*** DATA TO USE ***

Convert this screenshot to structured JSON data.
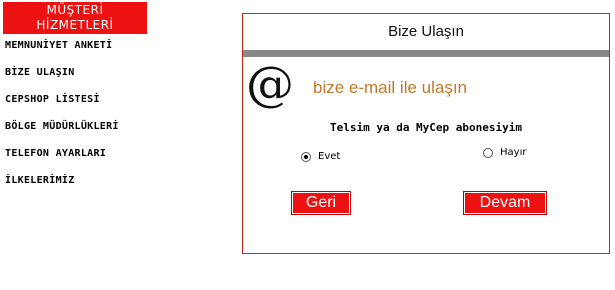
{
  "sidebar": {
    "header_line1": "MÜŞTERİ",
    "header_line2": "HİZMETLERİ",
    "items": [
      {
        "label": "MEMNUNİYET ANKETİ"
      },
      {
        "label": "BİZE ULAŞIN"
      },
      {
        "label": "CEPSHOP LİSTESİ"
      },
      {
        "label": "BÖLGE MÜDÜRLÜKLERİ"
      },
      {
        "label": "TELEFON AYARLARI"
      },
      {
        "label": "İLKELERİMİZ"
      }
    ],
    "header_color": "#ee1111"
  },
  "panel": {
    "title": "Bize Ulaşın",
    "icon": "at-sign-icon",
    "email_heading": "bize e-mail ile ulaşın",
    "question": "Telsim ya da MyCep abonesiyim",
    "options": [
      {
        "label": "Evet",
        "selected": true
      },
      {
        "label": "Hayır",
        "selected": false
      }
    ],
    "back_label": "Geri",
    "next_label": "Devam",
    "border_color": "#cc2222",
    "accent_color": "#c4782a"
  }
}
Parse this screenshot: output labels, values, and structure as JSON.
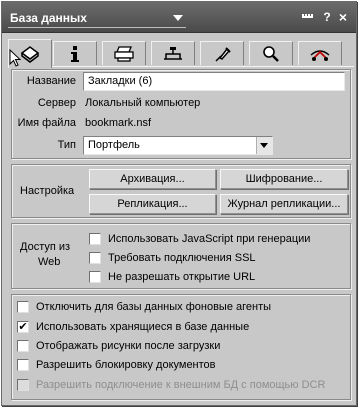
{
  "window": {
    "title": "База данных",
    "min_label": "▫▫▫",
    "help_label": "?",
    "close_label": "×"
  },
  "tabs": [
    {
      "icon": "database-icon",
      "active": true
    },
    {
      "icon": "info-icon"
    },
    {
      "icon": "printer-icon"
    },
    {
      "icon": "design-icon"
    },
    {
      "icon": "launch-icon"
    },
    {
      "icon": "magnifier-icon"
    },
    {
      "icon": "advanced-icon"
    }
  ],
  "basics": {
    "title_label": "Название",
    "title_value": "Закладки (6)",
    "server_label": "Сервер",
    "server_value": "Локальный компьютер",
    "filename_label": "Имя файла",
    "filename_value": "bookmark.nsf",
    "type_label": "Тип",
    "type_value": "Портфель"
  },
  "settings": {
    "label": "Настройка",
    "archive_button": "Архивация...",
    "encryption_button": "Шифрование...",
    "replication_button": "Репликация...",
    "replication_log_button": "Журнал репликации..."
  },
  "web": {
    "label_line1": "Доступ из",
    "label_line2": "Web",
    "options": [
      {
        "label": "Использовать JavaScript при генерации",
        "checked": false
      },
      {
        "label": "Требовать подключения SSL",
        "checked": false
      },
      {
        "label": "Не разрешать открытие URL",
        "checked": false
      }
    ]
  },
  "misc": {
    "options": [
      {
        "label": "Отключить для базы данных фоновые агенты",
        "checked": false,
        "mark": ""
      },
      {
        "label": "Использовать хранящиеся в базе данные",
        "checked": true,
        "mark": "✔"
      },
      {
        "label": "Отображать рисунки после загрузки",
        "checked": false,
        "mark": ""
      },
      {
        "label": "Разрешить блокировку документов",
        "checked": false,
        "mark": ""
      },
      {
        "label": "Разрешить подключение к внешним БД с помощью DCR",
        "checked": false,
        "disabled": true,
        "mark": ""
      }
    ]
  }
}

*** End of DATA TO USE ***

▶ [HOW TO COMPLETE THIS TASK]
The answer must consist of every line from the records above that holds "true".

▶ [SOLUTION TO THIS PROBLEM]
        "selected": true
      "active": true
        "checked": true,
        "disabled": true,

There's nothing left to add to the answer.